Task statement » The data should be printed in full, character for character.

Recorded data »

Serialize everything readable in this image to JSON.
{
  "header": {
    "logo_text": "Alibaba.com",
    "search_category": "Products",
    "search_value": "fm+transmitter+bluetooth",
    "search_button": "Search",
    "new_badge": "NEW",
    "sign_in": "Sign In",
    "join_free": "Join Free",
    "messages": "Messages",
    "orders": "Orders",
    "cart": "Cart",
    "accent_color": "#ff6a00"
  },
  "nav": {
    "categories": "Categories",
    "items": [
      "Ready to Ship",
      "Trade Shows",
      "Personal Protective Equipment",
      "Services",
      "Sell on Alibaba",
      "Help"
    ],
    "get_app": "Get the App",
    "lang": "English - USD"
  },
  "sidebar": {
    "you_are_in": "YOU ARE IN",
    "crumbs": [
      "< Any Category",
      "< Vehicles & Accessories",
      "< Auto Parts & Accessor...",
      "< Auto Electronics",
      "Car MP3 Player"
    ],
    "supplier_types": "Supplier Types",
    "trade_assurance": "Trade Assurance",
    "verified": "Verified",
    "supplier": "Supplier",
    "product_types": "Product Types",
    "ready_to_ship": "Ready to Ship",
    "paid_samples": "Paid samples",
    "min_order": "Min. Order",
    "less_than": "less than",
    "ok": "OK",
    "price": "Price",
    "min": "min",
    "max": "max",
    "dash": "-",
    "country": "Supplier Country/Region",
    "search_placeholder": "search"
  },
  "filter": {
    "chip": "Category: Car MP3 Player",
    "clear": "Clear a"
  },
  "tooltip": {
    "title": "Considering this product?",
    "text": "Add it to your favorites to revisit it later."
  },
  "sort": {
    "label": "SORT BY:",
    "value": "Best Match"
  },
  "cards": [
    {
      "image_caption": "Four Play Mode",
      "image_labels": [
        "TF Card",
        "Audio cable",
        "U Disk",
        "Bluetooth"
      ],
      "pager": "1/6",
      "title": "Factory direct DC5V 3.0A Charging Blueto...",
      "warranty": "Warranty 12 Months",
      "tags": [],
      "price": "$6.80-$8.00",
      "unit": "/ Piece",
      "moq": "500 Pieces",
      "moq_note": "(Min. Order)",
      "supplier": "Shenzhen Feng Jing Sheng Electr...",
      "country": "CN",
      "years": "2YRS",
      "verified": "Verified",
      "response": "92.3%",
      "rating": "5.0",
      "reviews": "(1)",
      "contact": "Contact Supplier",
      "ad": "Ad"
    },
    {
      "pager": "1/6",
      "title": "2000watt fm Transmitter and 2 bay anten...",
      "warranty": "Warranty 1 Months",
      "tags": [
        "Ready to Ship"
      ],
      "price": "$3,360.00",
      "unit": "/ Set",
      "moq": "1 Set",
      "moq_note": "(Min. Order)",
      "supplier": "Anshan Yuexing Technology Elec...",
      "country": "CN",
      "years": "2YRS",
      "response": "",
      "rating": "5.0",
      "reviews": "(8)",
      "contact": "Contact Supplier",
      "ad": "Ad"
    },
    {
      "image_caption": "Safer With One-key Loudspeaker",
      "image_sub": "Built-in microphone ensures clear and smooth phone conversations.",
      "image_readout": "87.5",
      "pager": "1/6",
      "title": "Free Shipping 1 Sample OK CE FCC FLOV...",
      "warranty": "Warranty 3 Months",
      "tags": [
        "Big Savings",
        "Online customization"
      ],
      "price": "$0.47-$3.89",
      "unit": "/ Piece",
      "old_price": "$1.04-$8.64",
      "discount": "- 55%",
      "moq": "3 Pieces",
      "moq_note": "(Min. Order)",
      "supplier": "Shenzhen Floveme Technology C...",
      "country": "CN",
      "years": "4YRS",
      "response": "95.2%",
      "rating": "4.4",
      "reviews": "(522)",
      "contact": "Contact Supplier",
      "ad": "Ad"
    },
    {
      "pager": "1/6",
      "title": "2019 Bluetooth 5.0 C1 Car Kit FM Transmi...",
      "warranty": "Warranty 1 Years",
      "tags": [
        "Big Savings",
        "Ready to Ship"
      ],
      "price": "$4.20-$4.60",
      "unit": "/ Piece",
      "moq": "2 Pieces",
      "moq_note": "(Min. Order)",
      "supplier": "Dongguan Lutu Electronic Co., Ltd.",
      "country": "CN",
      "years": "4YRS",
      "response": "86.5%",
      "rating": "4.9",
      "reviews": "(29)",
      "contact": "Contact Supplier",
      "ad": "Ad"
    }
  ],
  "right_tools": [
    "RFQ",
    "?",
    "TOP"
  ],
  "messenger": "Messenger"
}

Response »
Serialize everything readable in this image to JSON.
{
  "header": {
    "logo_text": "Alibaba.com",
    "search_category": "Products",
    "search_value": "fm+transmitter+bluetooth",
    "search_button": "Search",
    "new_badge": "NEW",
    "sign_in": "Sign In",
    "join_free": "Join Free",
    "messages": "Messages",
    "orders": "Orders",
    "cart": "Cart",
    "accent_color": "#ff6a00"
  },
  "nav": {
    "categories": "Categories",
    "items": [
      "Ready to Ship",
      "Trade Shows",
      "Personal Protective Equipment",
      "Services",
      "Sell on Alibaba",
      "Help"
    ],
    "get_app": "Get the App",
    "lang": "English - USD"
  },
  "sidebar": {
    "you_are_in": "YOU ARE IN",
    "crumbs": [
      "< Any Category",
      "< Vehicles & Accessories",
      "< Auto Parts & Accessor...",
      "< Auto Electronics",
      "Car MP3 Player"
    ],
    "supplier_types": "Supplier Types",
    "trade_assurance": "Trade Assurance",
    "verified": "Verified",
    "supplier": "Supplier",
    "product_types": "Product Types",
    "ready_to_ship": "Ready to Ship",
    "paid_samples": "Paid samples",
    "min_order": "Min. Order",
    "less_than": "less than",
    "ok": "OK",
    "price": "Price",
    "min": "min",
    "max": "max",
    "dash": "-",
    "country": "Supplier Country/Region",
    "search_placeholder": "search"
  },
  "filter": {
    "chip": "Category: Car MP3 Player",
    "clear": "Clear a"
  },
  "tooltip": {
    "title": "Considering this product?",
    "text": "Add it to your favorites to revisit it later."
  },
  "sort": {
    "label": "SORT BY:",
    "value": "Best Match"
  },
  "cards": [
    {
      "image_caption": "Four Play Mode",
      "image_labels": [
        "TF Card",
        "Audio cable",
        "U Disk",
        "Bluetooth"
      ],
      "pager": "1/6",
      "title": "Factory direct DC5V 3.0A Charging Blueto...",
      "warranty": "Warranty 12 Months",
      "tags": [],
      "price": "$6.80-$8.00",
      "unit": "/ Piece",
      "moq": "500 Pieces",
      "moq_note": "(Min. Order)",
      "supplier": "Shenzhen Feng Jing Sheng Electr...",
      "country": "CN",
      "years": "2YRS",
      "verified": "Verified",
      "response": "92.3%",
      "rating": "5.0",
      "reviews": "(1)",
      "contact": "Contact Supplier",
      "ad": "Ad"
    },
    {
      "pager": "1/6",
      "title": "2000watt fm Transmitter and 2 bay anten...",
      "warranty": "Warranty 1 Months",
      "tags": [
        "Ready to Ship"
      ],
      "price": "$3,360.00",
      "unit": "/ Set",
      "moq": "1 Set",
      "moq_note": "(Min. Order)",
      "supplier": "Anshan Yuexing Technology Elec...",
      "country": "CN",
      "years": "2YRS",
      "response": "",
      "rating": "5.0",
      "reviews": "(8)",
      "contact": "Contact Supplier",
      "ad": "Ad"
    },
    {
      "image_caption": "Safer With One-key Loudspeaker",
      "image_sub": "Built-in microphone ensures clear and smooth phone conversations.",
      "image_readout": "87.5",
      "pager": "1/6",
      "title": "Free Shipping 1 Sample OK CE FCC FLOV...",
      "warranty": "Warranty 3 Months",
      "tags": [
        "Big Savings",
        "Online customization"
      ],
      "price": "$0.47-$3.89",
      "unit": "/ Piece",
      "old_price": "$1.04-$8.64",
      "discount": "- 55%",
      "moq": "3 Pieces",
      "moq_note": "(Min. Order)",
      "supplier": "Shenzhen Floveme Technology C...",
      "country": "CN",
      "years": "4YRS",
      "response": "95.2%",
      "rating": "4.4",
      "reviews": "(522)",
      "contact": "Contact Supplier",
      "ad": "Ad"
    },
    {
      "pager": "1/6",
      "title": "2019 Bluetooth 5.0 C1 Car Kit FM Transmi...",
      "warranty": "Warranty 1 Years",
      "tags": [
        "Big Savings",
        "Ready to Ship"
      ],
      "price": "$4.20-$4.60",
      "unit": "/ Piece",
      "moq": "2 Pieces",
      "moq_note": "(Min. Order)",
      "supplier": "Dongguan Lutu Electronic Co., Ltd.",
      "country": "CN",
      "years": "4YRS",
      "response": "86.5%",
      "rating": "4.9",
      "reviews": "(29)",
      "contact": "Contact Supplier",
      "ad": "Ad"
    }
  ],
  "right_tools": [
    "RFQ",
    "?",
    "TOP"
  ],
  "messenger": "Messenger"
}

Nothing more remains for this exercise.